sagansense:

For all of you able to see this month’s lunar eclipse…soak it up. And while you’re at it, appreciate it with a moment of silence for all of us in the Northeast who live in suck-ville, USA.

sagansense:

For all of you able to see this month’s lunar eclipse…soak it up. And while you’re at it, appreciate it with a moment of silence for all of us in the Northeast who live in suck-ville, USA.

(Source: SPITTACULAR)

Monday, April 14, 2014
midwest-monster:

broadway antique market
i bought this telegram, because it’s probably the best thing i’ve ever seen.  i’m framing it.  it cost $1.

midwest-monster:

broadway antique market

i bought this telegram, because it’s probably the best thing i’ve ever seen.  i’m framing it.  it cost $1.

But despite Hollywood’s near-complete refusal to acknowledge it, ancient Rome was the original melting pot.
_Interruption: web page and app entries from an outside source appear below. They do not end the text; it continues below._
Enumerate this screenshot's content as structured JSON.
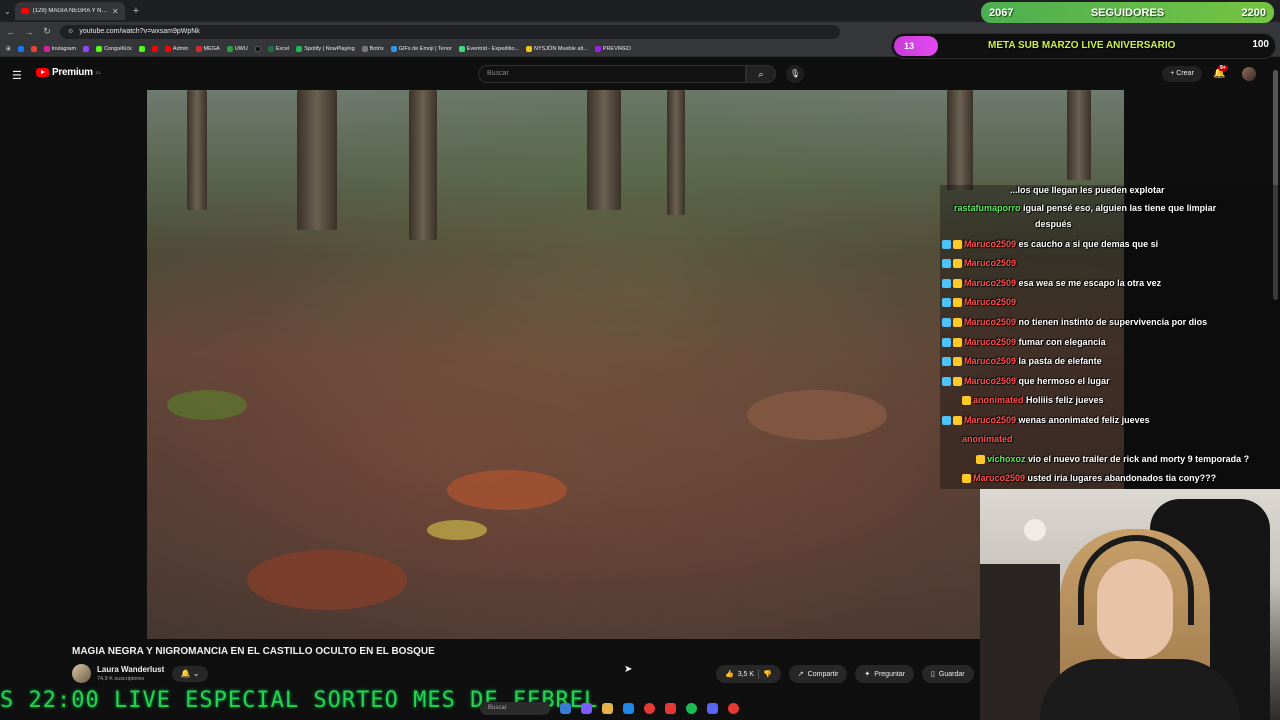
{
  "browser": {
    "tab_title": "(129) MAGIA NEGRA Y NIG...",
    "url": "youtube.com/watch?v=wxsam9pWpNk",
    "bookmarks": [
      "Instagram",
      "ConguiKick",
      "Admin",
      "MEGA",
      "UWU",
      "Excel",
      "Spotify | NowPlaying",
      "Botrix",
      "GIFs de Emoji | Tenor",
      "Eventrid - Expeditio...",
      "NYSJÖN Mueble alt...",
      "PREVIRED"
    ]
  },
  "youtube": {
    "brand": "Premium",
    "region": "CL",
    "search_placeholder": "Buscar",
    "create_label": "Crear",
    "notif_count": "9+"
  },
  "video": {
    "title": "MAGIA NEGRA Y NIGROMANCIA EN EL CASTILLO OCULTO EN EL BOSQUE",
    "channel": "Laura Wanderlust",
    "subscribers": "74,9 K suscriptores",
    "likes": "3,5 K",
    "share_label": "Compartir",
    "ask_label": "Preguntar",
    "save_label": "Guardar"
  },
  "overlay": {
    "followers_current": "2067",
    "followers_label": "SEGUIDORES",
    "followers_goal": "2200",
    "sub_count": "13",
    "sub_goal_label": "META SUB MARZO LIVE ANIVERSARIO",
    "sub_goal_max": "100",
    "ticker": "S 22:00 LIVE ESPECIAL SORTEO MES DE FEBREL"
  },
  "chat": [
    {
      "user": "",
      "text": "...los que llegan les pueden explotar",
      "color": "#ffffff"
    },
    {
      "user": "rastafumaporro",
      "text": "igual pensé eso, alguien las tiene que limpiar",
      "color": "#5ee85e"
    },
    {
      "user": "",
      "text": "después",
      "color": "#ffffff"
    },
    {
      "user": "Maruco2509",
      "text": "es caucho a si que demas que si",
      "color": "#ff4d4d"
    },
    {
      "user": "Maruco2509",
      "text": "",
      "color": "#ff4d4d"
    },
    {
      "user": "Maruco2509",
      "text": "esa wea se me escapo la otra vez",
      "color": "#ff4d4d"
    },
    {
      "user": "Maruco2509",
      "text": "",
      "color": "#ff4d4d"
    },
    {
      "user": "Maruco2509",
      "text": "no tienen instinto de supervivencia por dios",
      "color": "#ff4d4d"
    },
    {
      "user": "Maruco2509",
      "text": "fumar con elegancia",
      "color": "#ff4d4d"
    },
    {
      "user": "Maruco2509",
      "text": "la pasta de elefante",
      "color": "#ff4d4d"
    },
    {
      "user": "Maruco2509",
      "text": "que hermoso el lugar",
      "color": "#ff4d4d"
    },
    {
      "user": "anonimated",
      "text": "Holiiis feliz jueves",
      "color": "#ff4d4d"
    },
    {
      "user": "Maruco2509",
      "text": "wenas anonimated feliz jueves",
      "color": "#ff4d4d"
    },
    {
      "user": "anonimated",
      "text": "",
      "color": "#ff4d4d"
    },
    {
      "user": "vichoxoz",
      "text": "vio el nuevo trailer de rick and morty 9 temporada ?",
      "color": "#5ee85e"
    },
    {
      "user": "Maruco2509",
      "text": "usted iria lugares abandonados tia cony???",
      "color": "#ff4d4d"
    }
  ],
  "taskbar": {
    "search_placeholder": "Buscar",
    "icon_colors": [
      "#3a7bd5",
      "#7c5cff",
      "#e6b34a",
      "#1e88e5",
      "#e53935",
      "#e53935",
      "#1db954",
      "#5865f2",
      "#e53935"
    ]
  }
}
See, back then, color and prejudice weren’t linked — unlike racism and stupidity today. Rome even had at least two African emperors, Severus and Macrinus. Rome was unique in the ancient world for its inclusive citizenship. In the past, a city-state like Sparta might have conquered a people and enslaved or slaughtered them all. Rome, on the other hand, blew ancient people’s minds by assimilating or even naturalizing the conquered. The ancient Romans didn’t even force conquered peoples to give up their own languages or customs.

The important thing for the Romans was that people followed the law, paid taxes, and, oh yeah, fought in the Roman army. The Romans were no dummies: Little old Rome was never going to be able to populate the world it conquered, let alone defend it, so absorbing other peoples like a giant legionary sponge was the only way to keep enough bodies in the military and on its farms. Rome enrolled northwest Africans, Moors, Gauls, Celts, Jews — pretty much anyone who could swing a sword or throw a spear — which is how an Ethiopian soldier could find himself fighting in Britain (maybe that’s why every film Roman speaks with a British accent).

There are no exact numbers on ancient Roman diversity, but given Rome’s constant contact with Africa and the Near East, the coliseum we asked you to imagine earlier should look more like Ellis Island and less like a Dave Matthews Band concert.

5 Ridiculous Lies You Believe About Ancient Civilizations (via sumayyahdaud)

(Source: ladysaviours)

Sunday, April 13, 2014

needlekind:

needlekind:

a sphinx girl who’s absolute balls at riddles but fucking loves terrible puns

a traveler is blocked by a sphinx suddenly while going along a path. “what do bees brush their hair with?” she asks, and he’s FREAKING OUT, he’s going to get fucking eaten, didn’t the sphinx DIE, oh god what was the riddle, he knows this one oh shit he knows this one what was it, oh fuck, what the fuck

"m…man?"

the sphinx narrows her eyes and bares her teeth a little. oh shit, the traveler thinks, oh shit he’s fucking dead.

the sphinx grins like a goddamn doofus and struggles to hold back laughter as she answers “a honeycomb